His playing, full of clustered filigree and loosely rendered rhythms, nods toward Ethiopia’s tradition of solitary folk playing, typically on the krar or the masinko, both stringed instruments. (Performing alone, players can stretch out the tempo or tense it up at will, an effect Mr. Mergia conjures even over a steady rhythm section.)
On the album’s title tune, the bass line jounces from major to minor and then back again, as Mr. Mergia skates above it on organ and synthesizer and Fender Rhodes. There’s also a 10-minute cover of “Tizita,” the lovely, waltzing old ballad, which Mr. Mergia eventually dissolves into a fast, fraying surge. The LP closes with “Yefikir Engurguro,” a wistful original played alone on the piano, chords lapping into one another, making a melancholy tide.
Mr. Shimkovitz’s label is dedicated to reissues, and rarely puts out new material. Still, he said, “with someone like Hailu, who’s so good and so inspiring and so vital, it’s worth it.”
Mr. Mergia did not really learn to play an instrument until he was a teenager. Born in the countryside just north of Addis Ababa, he spent his early life as a shepherd. From time to time, he and his friends would build themselves a makeshift masinko, but otherwise the music they knew was largely sung. At 10, he moved with his mother to Addis, and a few years later, he joined the Ethiopian Army band’s youth division.
In the 1960s, a newly cosmopolitan generation gave rise to a nightclub culture in Addis that embraced the influence of Western pop music and Western instruments, while maintaining its own distinctive canon. Mr. Mergia left the army to become a singer in bars and clubs, and he practiced accordion and keyboard on house instruments whenever the band members were away.
Most musicians on the scene moved swiftly from gig to gig, following the promise of higher fees wherever it led and rarely sticking with a single band. But Mr. Mergia and a core of fellow musicians had a different idea. In 1962, once he had taken up the keyboard, he and four friends started the Walias Band as a collective endeavor. The group paired covers of the Beatles and James Brown with takes on popular Ethiopian songs culled from the radio. Its molten, strutting sound quickly made it a known commodity on the Addis scene.
The group members pooled a fraction of the money from their performance fees and bought their own instruments — rather than relying on clubs to provide them, as almost everyone did then. When the owner of the Venus Club in Addis tried to hire Mr. Mergia away from his gig at the Zula, he responded that the whole group would have to come as a unit.
“The club owner was really happy,” Mr. Mergia said. “It had never happened like that. He said, ‘Who is the bandleader?’ I told him, ‘I’m the bandleader.’”

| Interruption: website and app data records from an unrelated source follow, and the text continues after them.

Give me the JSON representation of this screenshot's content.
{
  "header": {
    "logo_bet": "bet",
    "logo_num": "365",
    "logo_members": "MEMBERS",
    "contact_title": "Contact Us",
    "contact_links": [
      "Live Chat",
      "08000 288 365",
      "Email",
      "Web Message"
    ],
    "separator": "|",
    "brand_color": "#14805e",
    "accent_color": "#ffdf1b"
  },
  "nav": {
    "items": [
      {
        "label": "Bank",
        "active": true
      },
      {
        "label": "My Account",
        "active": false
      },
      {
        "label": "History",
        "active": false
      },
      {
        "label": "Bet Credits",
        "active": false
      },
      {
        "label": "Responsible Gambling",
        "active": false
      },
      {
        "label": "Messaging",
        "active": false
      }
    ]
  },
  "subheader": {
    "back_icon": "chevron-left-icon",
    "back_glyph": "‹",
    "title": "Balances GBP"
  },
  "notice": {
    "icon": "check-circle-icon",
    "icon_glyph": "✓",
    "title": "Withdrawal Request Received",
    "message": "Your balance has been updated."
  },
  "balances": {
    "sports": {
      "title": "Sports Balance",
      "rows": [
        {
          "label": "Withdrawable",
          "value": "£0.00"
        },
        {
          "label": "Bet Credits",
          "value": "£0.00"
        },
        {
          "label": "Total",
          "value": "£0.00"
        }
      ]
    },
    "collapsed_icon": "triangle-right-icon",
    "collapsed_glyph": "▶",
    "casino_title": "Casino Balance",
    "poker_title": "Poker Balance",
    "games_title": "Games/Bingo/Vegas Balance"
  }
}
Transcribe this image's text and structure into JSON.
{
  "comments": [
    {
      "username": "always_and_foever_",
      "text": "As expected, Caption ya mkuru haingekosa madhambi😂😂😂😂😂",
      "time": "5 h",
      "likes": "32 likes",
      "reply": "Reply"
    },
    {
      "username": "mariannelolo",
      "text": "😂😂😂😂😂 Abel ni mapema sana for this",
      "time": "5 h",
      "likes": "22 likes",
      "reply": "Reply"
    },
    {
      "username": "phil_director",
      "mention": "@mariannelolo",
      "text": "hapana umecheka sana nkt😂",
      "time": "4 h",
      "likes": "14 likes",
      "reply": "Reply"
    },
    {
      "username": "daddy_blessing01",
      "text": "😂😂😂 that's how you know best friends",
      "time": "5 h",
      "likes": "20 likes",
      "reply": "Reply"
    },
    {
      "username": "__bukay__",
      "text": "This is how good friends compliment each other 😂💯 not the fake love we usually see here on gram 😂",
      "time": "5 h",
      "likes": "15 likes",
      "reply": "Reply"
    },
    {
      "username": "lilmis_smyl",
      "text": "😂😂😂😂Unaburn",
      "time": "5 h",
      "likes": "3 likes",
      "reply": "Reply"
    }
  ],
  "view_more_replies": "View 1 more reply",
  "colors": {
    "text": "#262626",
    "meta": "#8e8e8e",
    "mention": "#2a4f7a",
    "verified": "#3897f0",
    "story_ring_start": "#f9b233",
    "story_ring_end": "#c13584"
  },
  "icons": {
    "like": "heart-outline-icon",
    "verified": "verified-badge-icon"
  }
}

The band ascended the ladder of Addis’s night life, eventually becoming the house band at the Hilton. The group stayed there even after the Derg, a Communist militia, took over in a coup and imposed a restrictive curfew on the city, dooming most music venues. In 1981, the band went on a long tour of the United States. Ultimately, half of its members decided to stay there, including Mr. Mergia.
He goes back often to Ethiopia, but he hasn’t played a public performance there since the 1990s. “I want to, but I never get an offer,” he said. “If I get an offer, I’ll go.”
A few minutes after we spoke, he descended the stairs to his basement and started his weekly rehearsal with the members of his touring band. With the bassist Alemseged Kebede and the drummer Kenneth Joseph, he worked briskly through the trio’s repertoire, ironing out kinks as they prepared for an album-release show in Los Angeles on Friday.
The rehearsal hit a climax on “Lala Belu,” which the band took at a quickened pace, as if trying to funnel some extra energy into the empty basement. As the musicians played, Mr. Mergia shouted the call-and-response refrain, knowing that soon he’d be onstage again, with a full-throated crowd as his chorus, singing in no particular tongue.
SOURCE : NEW YORK TIMES